Local Newspaper: Local newspapers are the perfect platforms to promote disc golf. Not only are advertisements free to cheap, they also reach people in areas you might not expect. Local newspapers are also commonly located outside shops and on the street, so anyone might see your ad!
PUSHING THE BOUNDARIES
Once your course is more established, promoting to communities outside your own helps establish your course as a destination location.
Run Leagues: Go beyond simple advertisements by setting up a league in your area. Leagues get people interested, and establishing days for league members will promote others to take the plunge.
Run Tournaments: Just about the ultimate goal for any disc golf community is a tournament. People from around the country come to play your game! Community support to promote a tournament is highly beneficial to them as well because tournaments promote economic upturn. How would you like your business promoted through massive visitor inflow?
The Fathering Project: The Fathering Project is Australia-based and made for children all over the country. Through volunteers, father figures work with children to show how important fathers are to a child’s life. The organization offers support for projects and events that encourage fathers to participate in children’s lives, theirs and others. Check out their website to find out how you can participate!

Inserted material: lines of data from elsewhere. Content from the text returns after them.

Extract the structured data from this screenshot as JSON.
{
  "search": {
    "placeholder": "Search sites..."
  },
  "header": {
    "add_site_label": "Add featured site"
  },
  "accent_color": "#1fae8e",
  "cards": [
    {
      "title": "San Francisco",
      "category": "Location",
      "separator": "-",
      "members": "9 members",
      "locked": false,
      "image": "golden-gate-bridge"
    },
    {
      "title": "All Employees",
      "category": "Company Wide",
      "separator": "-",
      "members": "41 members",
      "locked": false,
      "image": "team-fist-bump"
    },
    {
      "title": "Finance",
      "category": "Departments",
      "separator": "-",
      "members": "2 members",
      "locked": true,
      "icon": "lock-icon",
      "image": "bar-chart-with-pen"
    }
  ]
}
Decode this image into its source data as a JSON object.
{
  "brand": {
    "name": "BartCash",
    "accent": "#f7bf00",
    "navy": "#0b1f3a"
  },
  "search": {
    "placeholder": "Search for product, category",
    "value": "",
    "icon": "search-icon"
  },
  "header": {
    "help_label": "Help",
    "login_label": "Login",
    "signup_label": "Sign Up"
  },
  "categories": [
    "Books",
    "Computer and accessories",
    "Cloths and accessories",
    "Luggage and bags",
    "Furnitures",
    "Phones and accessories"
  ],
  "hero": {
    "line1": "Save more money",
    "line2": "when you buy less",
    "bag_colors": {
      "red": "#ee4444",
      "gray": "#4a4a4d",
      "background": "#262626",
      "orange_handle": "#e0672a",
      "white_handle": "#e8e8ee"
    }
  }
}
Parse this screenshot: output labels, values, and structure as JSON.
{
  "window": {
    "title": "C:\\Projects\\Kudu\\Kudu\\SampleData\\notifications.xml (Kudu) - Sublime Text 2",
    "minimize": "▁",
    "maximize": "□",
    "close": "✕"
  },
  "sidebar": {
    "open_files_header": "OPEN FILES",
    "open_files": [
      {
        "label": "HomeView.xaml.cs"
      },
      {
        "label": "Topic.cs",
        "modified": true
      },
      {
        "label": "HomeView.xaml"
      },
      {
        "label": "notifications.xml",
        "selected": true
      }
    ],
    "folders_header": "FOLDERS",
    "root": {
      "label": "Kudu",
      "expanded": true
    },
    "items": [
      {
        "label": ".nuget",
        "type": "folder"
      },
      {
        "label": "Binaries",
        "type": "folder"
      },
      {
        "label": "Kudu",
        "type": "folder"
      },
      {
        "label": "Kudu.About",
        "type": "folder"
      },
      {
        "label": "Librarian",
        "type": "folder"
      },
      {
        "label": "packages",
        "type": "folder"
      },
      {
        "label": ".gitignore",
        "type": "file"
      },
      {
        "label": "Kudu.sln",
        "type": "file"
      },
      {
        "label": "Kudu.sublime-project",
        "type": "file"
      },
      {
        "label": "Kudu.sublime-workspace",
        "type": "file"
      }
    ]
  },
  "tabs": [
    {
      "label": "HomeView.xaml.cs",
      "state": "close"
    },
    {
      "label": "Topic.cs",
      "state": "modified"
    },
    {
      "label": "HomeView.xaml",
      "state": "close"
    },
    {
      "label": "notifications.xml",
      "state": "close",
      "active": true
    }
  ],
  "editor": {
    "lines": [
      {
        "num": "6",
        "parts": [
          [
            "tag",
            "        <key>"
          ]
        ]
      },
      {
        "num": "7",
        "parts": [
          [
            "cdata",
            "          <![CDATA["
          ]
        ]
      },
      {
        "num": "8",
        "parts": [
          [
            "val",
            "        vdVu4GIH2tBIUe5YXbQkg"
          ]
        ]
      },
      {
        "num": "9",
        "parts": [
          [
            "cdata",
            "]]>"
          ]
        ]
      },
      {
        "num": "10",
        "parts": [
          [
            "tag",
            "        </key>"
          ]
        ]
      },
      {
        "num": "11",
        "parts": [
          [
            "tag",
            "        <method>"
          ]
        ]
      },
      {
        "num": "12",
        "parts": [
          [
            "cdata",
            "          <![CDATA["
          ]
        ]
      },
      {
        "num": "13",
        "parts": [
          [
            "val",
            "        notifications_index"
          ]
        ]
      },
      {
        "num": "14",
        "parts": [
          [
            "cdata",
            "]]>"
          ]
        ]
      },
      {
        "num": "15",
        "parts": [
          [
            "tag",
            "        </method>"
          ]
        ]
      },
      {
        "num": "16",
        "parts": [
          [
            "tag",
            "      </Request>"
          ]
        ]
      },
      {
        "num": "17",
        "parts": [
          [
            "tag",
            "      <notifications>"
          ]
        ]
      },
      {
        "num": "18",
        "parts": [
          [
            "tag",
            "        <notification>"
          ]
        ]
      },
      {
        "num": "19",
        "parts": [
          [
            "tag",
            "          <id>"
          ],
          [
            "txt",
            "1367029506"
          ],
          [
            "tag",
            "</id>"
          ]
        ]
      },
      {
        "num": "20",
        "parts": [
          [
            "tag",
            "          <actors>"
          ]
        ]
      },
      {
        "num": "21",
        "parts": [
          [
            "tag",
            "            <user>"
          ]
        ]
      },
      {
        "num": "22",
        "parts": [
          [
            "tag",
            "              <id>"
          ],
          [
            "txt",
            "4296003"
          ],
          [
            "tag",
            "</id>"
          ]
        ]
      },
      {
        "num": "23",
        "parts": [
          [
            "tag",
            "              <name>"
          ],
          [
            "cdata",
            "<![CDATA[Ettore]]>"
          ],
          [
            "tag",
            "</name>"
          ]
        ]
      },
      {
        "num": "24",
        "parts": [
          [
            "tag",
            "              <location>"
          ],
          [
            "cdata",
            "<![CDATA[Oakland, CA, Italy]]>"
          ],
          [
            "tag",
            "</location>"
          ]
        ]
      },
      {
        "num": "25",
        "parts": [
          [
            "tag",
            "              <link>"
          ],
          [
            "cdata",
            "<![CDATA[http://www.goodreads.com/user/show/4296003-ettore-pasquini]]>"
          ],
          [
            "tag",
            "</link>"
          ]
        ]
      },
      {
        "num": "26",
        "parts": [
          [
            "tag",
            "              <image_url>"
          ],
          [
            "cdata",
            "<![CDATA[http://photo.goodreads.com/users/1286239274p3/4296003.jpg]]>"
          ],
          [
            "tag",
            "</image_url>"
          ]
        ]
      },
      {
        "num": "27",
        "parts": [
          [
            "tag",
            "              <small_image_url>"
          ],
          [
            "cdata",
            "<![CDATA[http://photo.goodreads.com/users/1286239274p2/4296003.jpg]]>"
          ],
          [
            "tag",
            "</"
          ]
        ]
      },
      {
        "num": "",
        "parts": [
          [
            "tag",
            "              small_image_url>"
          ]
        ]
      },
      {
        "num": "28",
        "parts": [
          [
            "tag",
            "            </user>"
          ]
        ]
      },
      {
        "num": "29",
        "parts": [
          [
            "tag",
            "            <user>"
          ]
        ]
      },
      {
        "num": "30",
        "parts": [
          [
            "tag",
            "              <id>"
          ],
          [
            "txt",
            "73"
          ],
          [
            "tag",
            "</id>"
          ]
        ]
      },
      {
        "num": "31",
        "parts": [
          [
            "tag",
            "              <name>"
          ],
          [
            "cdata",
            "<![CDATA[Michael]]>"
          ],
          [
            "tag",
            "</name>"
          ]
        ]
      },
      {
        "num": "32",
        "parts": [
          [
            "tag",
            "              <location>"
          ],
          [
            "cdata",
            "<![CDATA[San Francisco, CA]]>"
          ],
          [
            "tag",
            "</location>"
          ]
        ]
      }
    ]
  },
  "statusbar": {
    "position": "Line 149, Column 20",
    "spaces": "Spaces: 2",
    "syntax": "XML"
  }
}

There are many ways to contribute to the promotion of your disc golf course, and you don’t have to do it alone! Friends and family offer free advertisements through word of mouth and online. Take the time to visit local hubs, and, when you’re ready, take the leap to the country!
Mikaela Ashcroft is no stranger to sports, from training horses to earning her black belt degree. Her favorite activities are biking, martial arts, giving horse lessons, and going on adventures with her husband and blue heeler. She is currently a part-time writer and a graduate student studying physics in upstate New York.